TASK TO COMPLETE
Copy out every record precisely.

[Dataset records]

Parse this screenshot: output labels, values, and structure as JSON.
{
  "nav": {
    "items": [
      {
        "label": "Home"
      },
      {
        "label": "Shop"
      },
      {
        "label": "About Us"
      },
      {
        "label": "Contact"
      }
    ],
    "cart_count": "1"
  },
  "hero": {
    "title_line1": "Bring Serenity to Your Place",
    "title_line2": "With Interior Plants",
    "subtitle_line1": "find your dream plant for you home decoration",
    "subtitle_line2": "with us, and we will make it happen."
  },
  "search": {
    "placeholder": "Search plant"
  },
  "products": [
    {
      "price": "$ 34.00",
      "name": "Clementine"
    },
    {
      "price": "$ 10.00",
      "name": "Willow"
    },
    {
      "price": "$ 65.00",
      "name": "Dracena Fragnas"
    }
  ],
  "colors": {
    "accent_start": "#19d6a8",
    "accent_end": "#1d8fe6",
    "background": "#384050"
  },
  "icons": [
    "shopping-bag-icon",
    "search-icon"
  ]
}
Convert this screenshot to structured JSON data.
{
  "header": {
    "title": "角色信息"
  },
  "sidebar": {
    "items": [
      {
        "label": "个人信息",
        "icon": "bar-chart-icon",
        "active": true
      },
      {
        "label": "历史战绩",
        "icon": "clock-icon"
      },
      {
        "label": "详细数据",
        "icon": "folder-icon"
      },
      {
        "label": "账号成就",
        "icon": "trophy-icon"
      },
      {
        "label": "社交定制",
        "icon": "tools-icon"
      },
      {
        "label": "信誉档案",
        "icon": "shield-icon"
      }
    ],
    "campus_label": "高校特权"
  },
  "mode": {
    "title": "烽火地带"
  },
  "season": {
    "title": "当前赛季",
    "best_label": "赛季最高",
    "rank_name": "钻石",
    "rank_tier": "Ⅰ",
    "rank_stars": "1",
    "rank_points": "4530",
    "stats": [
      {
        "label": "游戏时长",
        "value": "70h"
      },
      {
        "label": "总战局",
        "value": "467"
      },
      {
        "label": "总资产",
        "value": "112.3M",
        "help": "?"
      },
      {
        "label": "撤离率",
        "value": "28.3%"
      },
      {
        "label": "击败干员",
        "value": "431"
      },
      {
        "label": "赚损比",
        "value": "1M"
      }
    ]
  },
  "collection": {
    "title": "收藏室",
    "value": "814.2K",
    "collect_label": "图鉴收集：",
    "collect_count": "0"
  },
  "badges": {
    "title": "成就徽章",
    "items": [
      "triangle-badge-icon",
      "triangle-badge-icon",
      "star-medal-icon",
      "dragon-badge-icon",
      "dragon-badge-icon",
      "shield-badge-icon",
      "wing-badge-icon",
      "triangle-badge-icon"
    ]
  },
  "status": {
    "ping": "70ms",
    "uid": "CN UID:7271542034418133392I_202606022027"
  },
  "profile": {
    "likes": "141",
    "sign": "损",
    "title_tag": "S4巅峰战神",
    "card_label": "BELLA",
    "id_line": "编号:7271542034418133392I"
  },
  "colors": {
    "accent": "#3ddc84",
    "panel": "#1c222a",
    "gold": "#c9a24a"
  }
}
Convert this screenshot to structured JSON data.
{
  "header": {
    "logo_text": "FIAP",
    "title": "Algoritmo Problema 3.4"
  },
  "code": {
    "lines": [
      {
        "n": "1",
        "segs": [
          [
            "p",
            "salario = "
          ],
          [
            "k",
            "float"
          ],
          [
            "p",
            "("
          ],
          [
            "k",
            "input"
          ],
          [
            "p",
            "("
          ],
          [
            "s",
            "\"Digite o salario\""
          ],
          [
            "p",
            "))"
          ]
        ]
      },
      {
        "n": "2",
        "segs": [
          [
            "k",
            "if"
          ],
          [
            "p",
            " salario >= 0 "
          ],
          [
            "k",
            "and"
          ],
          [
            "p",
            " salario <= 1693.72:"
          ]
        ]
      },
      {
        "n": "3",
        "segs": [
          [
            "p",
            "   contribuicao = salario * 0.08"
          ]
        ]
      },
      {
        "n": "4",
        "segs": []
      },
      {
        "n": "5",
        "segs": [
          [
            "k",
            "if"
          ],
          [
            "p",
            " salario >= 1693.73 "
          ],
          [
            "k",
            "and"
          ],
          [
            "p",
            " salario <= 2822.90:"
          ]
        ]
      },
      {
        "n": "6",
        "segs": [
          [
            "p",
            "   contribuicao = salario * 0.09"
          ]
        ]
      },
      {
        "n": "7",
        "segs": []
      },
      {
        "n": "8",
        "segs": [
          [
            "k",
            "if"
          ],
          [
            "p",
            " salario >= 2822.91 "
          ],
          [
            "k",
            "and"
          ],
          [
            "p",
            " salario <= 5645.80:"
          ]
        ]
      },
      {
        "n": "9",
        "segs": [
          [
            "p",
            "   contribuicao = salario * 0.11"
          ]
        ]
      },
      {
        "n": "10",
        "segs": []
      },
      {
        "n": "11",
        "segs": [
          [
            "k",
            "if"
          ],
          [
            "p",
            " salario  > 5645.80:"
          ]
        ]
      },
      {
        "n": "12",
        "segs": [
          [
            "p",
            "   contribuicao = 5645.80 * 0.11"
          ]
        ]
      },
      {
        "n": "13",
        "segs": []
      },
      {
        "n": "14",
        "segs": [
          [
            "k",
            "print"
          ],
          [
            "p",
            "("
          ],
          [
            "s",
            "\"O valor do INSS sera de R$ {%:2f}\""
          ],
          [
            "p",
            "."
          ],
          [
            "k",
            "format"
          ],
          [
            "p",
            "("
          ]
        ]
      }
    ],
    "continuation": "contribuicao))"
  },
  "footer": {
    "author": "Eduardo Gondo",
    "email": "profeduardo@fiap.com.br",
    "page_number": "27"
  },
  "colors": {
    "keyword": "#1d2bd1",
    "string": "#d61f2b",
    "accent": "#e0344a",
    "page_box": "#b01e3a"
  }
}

RESPONSE TO THE EXERCISE
Parse this screenshot: output labels, values, and structure as JSON.
{
  "nav": {
    "items": [
      {
        "label": "Home"
      },
      {
        "label": "Shop"
      },
      {
        "label": "About Us"
      },
      {
        "label": "Contact"
      }
    ],
    "cart_count": "1"
  },
  "hero": {
    "title_line1": "Bring Serenity to Your Place",
    "title_line2": "With Interior Plants",
    "subtitle_line1": "find your dream plant for you home decoration",
    "subtitle_line2": "with us, and we will make it happen."
  },
  "search": {
    "placeholder": "Search plant"
  },
  "products": [
    {
      "price": "$ 34.00",
      "name": "Clementine"
    },
    {
      "price": "$ 10.00",
      "name": "Willow"
    },
    {
      "price": "$ 65.00",
      "name": "Dracena Fragnas"
    }
  ],
  "colors": {
    "accent_start": "#19d6a8",
    "accent_end": "#1d8fe6",
    "background": "#384050"
  },
  "icons": [
    "shopping-bag-icon",
    "search-icon"
  ]
}
Convert this screenshot to structured JSON data.
{
  "header": {
    "title": "角色信息"
  },
  "sidebar": {
    "items": [
      {
        "label": "个人信息",
        "icon": "bar-chart-icon",
        "active": true
      },
      {
        "label": "历史战绩",
        "icon": "clock-icon"
      },
      {
        "label": "详细数据",
        "icon": "folder-icon"
      },
      {
        "label": "账号成就",
        "icon": "trophy-icon"
      },
      {
        "label": "社交定制",
        "icon": "tools-icon"
      },
      {
        "label": "信誉档案",
        "icon": "shield-icon"
      }
    ],
    "campus_label": "高校特权"
  },
  "mode": {
    "title": "烽火地带"
  },
  "season": {
    "title": "当前赛季",
    "best_label": "赛季最高",
    "rank_name": "钻石",
    "rank_tier": "Ⅰ",
    "rank_stars": "1",
    "rank_points": "4530",
    "stats": [
      {
        "label": "游戏时长",
        "value": "70h"
      },
      {
        "label": "总战局",
        "value": "467"
      },
      {
        "label": "总资产",
        "value": "112.3M",
        "help": "?"
      },
      {
        "label": "撤离率",
        "value": "28.3%"
      },
      {
        "label": "击败干员",
        "value": "431"
      },
      {
        "label": "赚损比",
        "value": "1M"
      }
    ]
  },
  "collection": {
    "title": "收藏室",
    "value": "814.2K",
    "collect_label": "图鉴收集：",
    "collect_count": "0"
  },
  "badges": {
    "title": "成就徽章",
    "items": [
      "triangle-badge-icon",
      "triangle-badge-icon",
      "star-medal-icon",
      "dragon-badge-icon",
      "dragon-badge-icon",
      "shield-badge-icon",
      "wing-badge-icon",
      "triangle-badge-icon"
    ]
  },
  "status": {
    "ping": "70ms",
    "uid": "CN UID:7271542034418133392I_202606022027"
  },
  "profile": {
    "likes": "141",
    "sign": "损",
    "title_tag": "S4巅峰战神",
    "card_label": "BELLA",
    "id_line": "编号:7271542034418133392I"
  },
  "colors": {
    "accent": "#3ddc84",
    "panel": "#1c222a",
    "gold": "#c9a24a"
  }
}
Convert this screenshot to structured JSON data.
{
  "header": {
    "logo_text": "FIAP",
    "title": "Algoritmo Problema 3.4"
  },
  "code": {
    "lines": [
      {
        "n": "1",
        "segs": [
          [
            "p",
            "salario = "
          ],
          [
            "k",
            "float"
          ],
          [
            "p",
            "("
          ],
          [
            "k",
            "input"
          ],
          [
            "p",
            "("
          ],
          [
            "s",
            "\"Digite o salario\""
          ],
          [
            "p",
            "))"
          ]
        ]
      },
      {
        "n": "2",
        "segs": [
          [
            "k",
            "if"
          ],
          [
            "p",
            " salario >= 0 "
          ],
          [
            "k",
            "and"
          ],
          [
            "p",
            " salario <= 1693.72:"
          ]
        ]
      },
      {
        "n": "3",
        "segs": [
          [
            "p",
            "   contribuicao = salario * 0.08"
          ]
        ]
      },
      {
        "n": "4",
        "segs": []
      },
      {
        "n": "5",
        "segs": [
          [
            "k",
            "if"
          ],
          [
            "p",
            " salario >= 1693.73 "
          ],
          [
            "k",
            "and"
          ],
          [
            "p",
            " salario <= 2822.90:"
          ]
        ]
      },
      {
        "n": "6",
        "segs": [
          [
            "p",
            "   contribuicao = salario * 0.09"
          ]
        ]
      },
      {
        "n": "7",
        "segs": []
      },
      {
        "n": "8",
        "segs": [
          [
            "k",
            "if"
          ],
          [
            "p",
            " salario >= 2822.91 "
          ],
          [
            "k",
            "and"
          ],
          [
            "p",
            " salario <= 5645.80:"
          ]
        ]
      },
      {
        "n": "9",
        "segs": [
          [
            "p",
            "   contribuicao = salario * 0.11"
          ]
        ]
      },
      {
        "n": "10",
        "segs": []
      },
      {
        "n": "11",
        "segs": [
          [
            "k",
            "if"
          ],
          [
            "p",
            " salario  > 5645.80:"
          ]
        ]
      },
      {
        "n": "12",
        "segs": [
          [
            "p",
            "   contribuicao = 5645.80 * 0.11"
          ]
        ]
      },
      {
        "n": "13",
        "segs": []
      },
      {
        "n": "14",
        "segs": [
          [
            "k",
            "print"
          ],
          [
            "p",
            "("
          ],
          [
            "s",
            "\"O valor do INSS sera de R$ {%:2f}\""
          ],
          [
            "p",
            "."
          ],
          [
            "k",
            "format"
          ],
          [
            "p",
            "("
          ]
        ]
      }
    ],
    "continuation": "contribuicao))"
  },
  "footer": {
    "author": "Eduardo Gondo",
    "email": "profeduardo@fiap.com.br",
    "page_number": "27"
  },
  "colors": {
    "keyword": "#1d2bd1",
    "string": "#d61f2b",
    "accent": "#e0344a",
    "page_box": "#b01e3a"
  }
}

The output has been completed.